## [Task]
Whenever a line in the entries includes the word "KELIN", copy that line out.

Items from a dataset:
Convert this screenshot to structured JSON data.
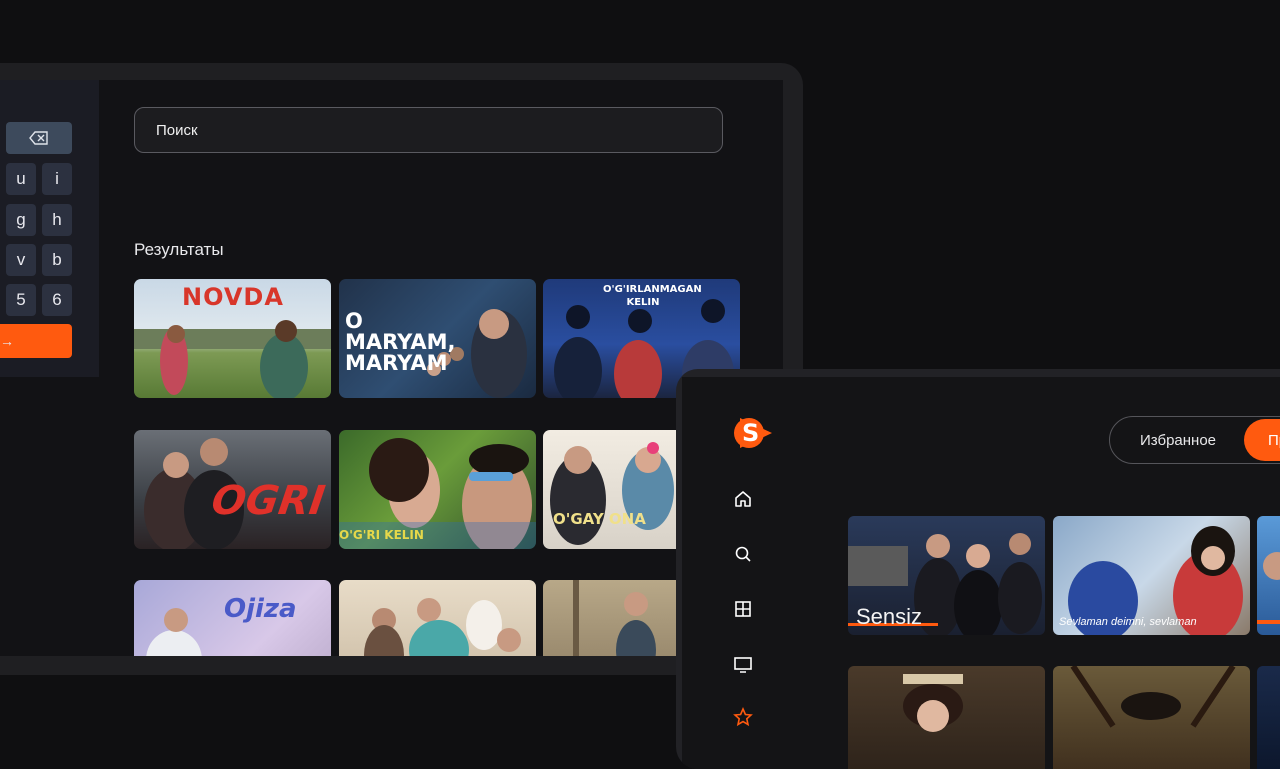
{
  "search_screen": {
    "keyboard": {
      "backspace_symbol": "⌫",
      "rows": [
        [
          "u",
          "i"
        ],
        [
          "g",
          "h"
        ],
        [
          "v",
          "b"
        ],
        [
          "5",
          "6"
        ]
      ],
      "enter_symbol": "→"
    },
    "search": {
      "placeholder": "Поиск"
    },
    "results_label": "Результаты",
    "results": [
      {
        "title": "NOVDA"
      },
      {
        "title": "O MARYAM, MARYAM"
      },
      {
        "title": "O'G'IRLANMAGAN KELIN"
      },
      {
        "title": "OGRI"
      },
      {
        "title": "O'G'RI KELIN"
      },
      {
        "title": "O'GAY ONA"
      },
      {
        "title": "Ojiza"
      },
      {
        "title": ""
      },
      {
        "title": ""
      }
    ]
  },
  "home_screen": {
    "brand_letter": "S",
    "nav": [
      "home-icon",
      "search-icon",
      "grid-icon",
      "tv-icon",
      "star-icon"
    ],
    "tabs": {
      "favorites": "Избранное",
      "active": "Пр"
    },
    "row1": [
      {
        "title": "Sensiz"
      },
      {
        "title": "Sevlaman deimni, sevlaman"
      },
      {
        "title": ""
      }
    ]
  },
  "colors": {
    "accent": "#ff5a0f",
    "bg": "#0f0f11"
  }
}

## [Result of this exercise]
        "title": "O'G'IRLANMAGAN KELIN"
        "title": "O'G'RI KELIN"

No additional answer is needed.